The health and wellbeing of tenants is at the core of the design principles for the White Collar Factory. For example, there are five different ways for tenants to control cooling, including openable windows and localized controls. Tenants can also save on energy bills – WCF’s energy bills are 28% less than more traditional buildings.
The concrete at the Hiscox HQ contained 40% ground granulated blast-furnace slag (GGBS) as a cement replacement both to lower the building’s carbon footprint and to help create the required pale exposed finish. The building's considerable thermal mass also helped to minimise heating and cooling requirements.
The exposed structure, which used a 40% GGBS mix, also plays a key role in the energy strategy, its thermal mass used in harness with night-time purging through the auditorium’s ventilation chimney.
The exposed concrete frame at Blavatnik School of Government, Oxford, enables the use of energy efficient, mixed-mode cooling using a double skin facade, with the building's thermal mass used to balance internal temperatures.
The Forum building achieved a BREEAM ‘Excellent’ rating and provides residents, students and visitors with great facilities and enjoyment of a sustainable and aesthetically accomplished local building.
Concrete has a dominant presence throughout the Saw Swee Hock Centre, with exposed concrete ceilings and floor slabs.

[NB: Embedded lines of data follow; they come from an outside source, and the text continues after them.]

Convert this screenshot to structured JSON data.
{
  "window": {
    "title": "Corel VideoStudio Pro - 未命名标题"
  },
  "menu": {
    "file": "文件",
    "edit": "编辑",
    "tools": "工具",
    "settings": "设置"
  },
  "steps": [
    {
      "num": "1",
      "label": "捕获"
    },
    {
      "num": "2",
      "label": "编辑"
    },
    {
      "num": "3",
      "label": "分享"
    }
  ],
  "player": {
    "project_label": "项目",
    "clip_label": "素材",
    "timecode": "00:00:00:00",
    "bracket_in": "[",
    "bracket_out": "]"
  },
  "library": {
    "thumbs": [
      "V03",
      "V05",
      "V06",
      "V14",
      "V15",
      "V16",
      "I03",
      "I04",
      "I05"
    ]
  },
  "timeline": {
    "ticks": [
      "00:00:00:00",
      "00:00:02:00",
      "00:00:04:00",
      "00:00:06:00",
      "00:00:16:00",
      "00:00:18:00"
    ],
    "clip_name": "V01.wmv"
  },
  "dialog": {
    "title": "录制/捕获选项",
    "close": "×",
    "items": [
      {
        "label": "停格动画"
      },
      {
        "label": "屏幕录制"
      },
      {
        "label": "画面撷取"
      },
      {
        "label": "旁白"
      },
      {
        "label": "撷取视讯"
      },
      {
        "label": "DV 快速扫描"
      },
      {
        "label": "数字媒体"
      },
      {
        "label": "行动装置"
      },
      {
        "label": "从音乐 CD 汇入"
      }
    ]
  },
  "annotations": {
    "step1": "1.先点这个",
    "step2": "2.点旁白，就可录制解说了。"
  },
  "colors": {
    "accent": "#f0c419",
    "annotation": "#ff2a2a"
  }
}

The building is naturally ventilated and lit and stays cool throughout the summer months due to the thermal mass provided by the concrete.
An elegant palette of precast and in-situ concrete was used at Burntwood School. Externally, a facade of

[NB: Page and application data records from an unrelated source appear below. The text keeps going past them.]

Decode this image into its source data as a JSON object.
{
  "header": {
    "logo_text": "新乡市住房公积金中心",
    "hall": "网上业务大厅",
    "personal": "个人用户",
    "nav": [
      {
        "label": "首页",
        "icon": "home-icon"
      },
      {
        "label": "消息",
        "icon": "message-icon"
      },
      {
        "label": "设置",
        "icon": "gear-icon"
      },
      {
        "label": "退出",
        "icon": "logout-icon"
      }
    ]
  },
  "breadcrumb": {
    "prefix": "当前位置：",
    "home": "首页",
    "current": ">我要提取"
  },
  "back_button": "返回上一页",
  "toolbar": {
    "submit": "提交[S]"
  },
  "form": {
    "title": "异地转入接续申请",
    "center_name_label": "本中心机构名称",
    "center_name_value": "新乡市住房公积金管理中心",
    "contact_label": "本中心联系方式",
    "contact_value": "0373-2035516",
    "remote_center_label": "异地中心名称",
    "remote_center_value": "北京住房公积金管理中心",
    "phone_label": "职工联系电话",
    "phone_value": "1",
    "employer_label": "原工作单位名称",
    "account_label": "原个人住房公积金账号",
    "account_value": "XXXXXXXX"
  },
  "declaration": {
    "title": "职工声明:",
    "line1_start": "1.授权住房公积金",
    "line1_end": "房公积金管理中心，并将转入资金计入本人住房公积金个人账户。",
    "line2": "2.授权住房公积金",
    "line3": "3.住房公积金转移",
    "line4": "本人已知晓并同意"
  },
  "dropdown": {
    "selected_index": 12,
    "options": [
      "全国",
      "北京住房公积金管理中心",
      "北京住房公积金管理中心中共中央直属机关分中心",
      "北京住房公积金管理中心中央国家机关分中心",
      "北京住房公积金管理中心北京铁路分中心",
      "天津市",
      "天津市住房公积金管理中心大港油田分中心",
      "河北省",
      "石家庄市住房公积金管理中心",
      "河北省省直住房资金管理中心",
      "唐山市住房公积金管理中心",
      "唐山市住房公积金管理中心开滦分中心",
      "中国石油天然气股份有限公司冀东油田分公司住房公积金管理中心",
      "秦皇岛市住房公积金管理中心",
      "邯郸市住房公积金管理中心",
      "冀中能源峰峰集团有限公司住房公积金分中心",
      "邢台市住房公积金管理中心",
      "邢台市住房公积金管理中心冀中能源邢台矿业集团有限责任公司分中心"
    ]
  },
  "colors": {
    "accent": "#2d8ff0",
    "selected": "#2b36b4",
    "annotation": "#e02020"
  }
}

structural load-bearing precast concrete creates a robust and stunning aesthetic, while the internal exposed concrete provides thermal mass, which contributes to the school’s energy efficiency.
Awarded BREEAM 'Outstanding' Brent Civic Centre comprises precast and post-tensioned, in-situ concrete. With 90% of the structure utilising exposed concrete it maximised the operational energy saving potential of concrete’s thermal mass.
This iconic post-war housing development had fallen into decline and needed to be brought into the 21st century. The concrete structural grid was structurally sound and has been re-used to create modern living spaces.
Ash Court is a new student accommodation wing at Girton College in Cambridge designed to Passivhaus standard with a BREEAM ‘Excellent’ rating and a 100-year design life.